(360) 565-8000

n  Lincoln Theater, Port Angeles (360-457-7997)

art raffle winner

High Speed 10




guaranteed for 12 months*

Get faster speeds than the other guys 3 Mbps, 10 Mbps, 18 Mbps & 50 Mbps All available for every Wave customer

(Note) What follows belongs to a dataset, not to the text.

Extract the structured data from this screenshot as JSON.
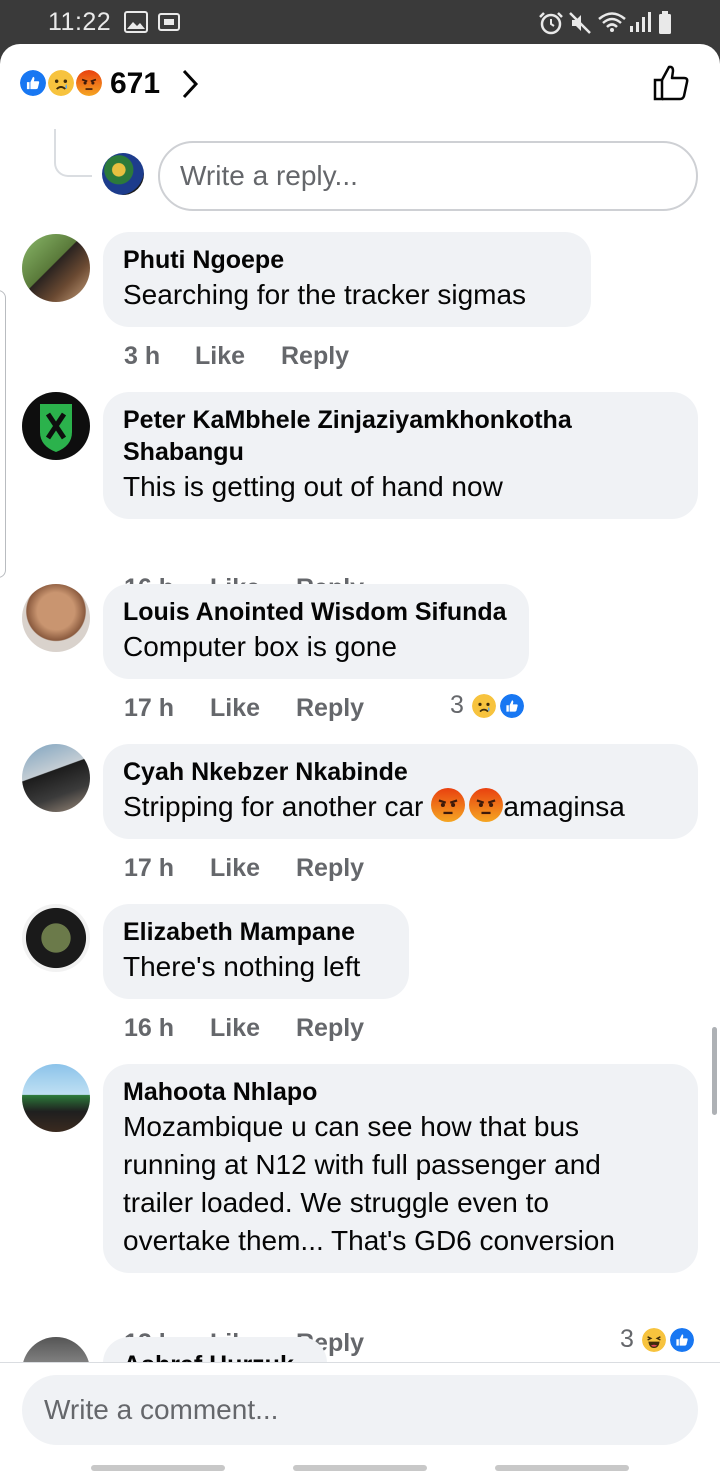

*Offers expire 11/15/11. Offers are good for new internet customers, or former customers inactive for at least 60 days or more and in good standing. Equipment fees, franchise fees, taxes and other fees apply. $34.95/mo. High Speed 10 offer is good for the first 12 full months of service; Free Wireless Home Networking service offer is good for the first 3 full months of service. High Speed 10 Internet regularly $44.95/mo. with qualifying cable or phone service; $54.95/mo. without, and features 10 Mbps downstream / 1 Mbps upstream. All levels of internet service include up to 100 GB of data transfer usage a calendar month at no additional charge. High Speed 18 and High Speed 50 include an additional 200 GB, for a total of 300 GB. Data transfer usage includes both downstream/download and upstream/upload activity. Data transfer usage beyond the included allotment in a month is subject to additional charges. Speed comparison based on 1.5 Mbps DSL service. Minimum computer system requirements apply. Speed is not guaranteed and is affected by user’s computer and site user accesses. Wireless Home Networking regularly $5/mo. $3/mo. multimedia modem rental fee applies. Installation is $29.95, and is good for 1 computer with standard cable modem or up to 3 computers with Wireless Home Networking, where available. Special wiring is extra. Not available in all areas. Prices subject to change. Not valid with other offers. Call for details. Other restrictions may apply.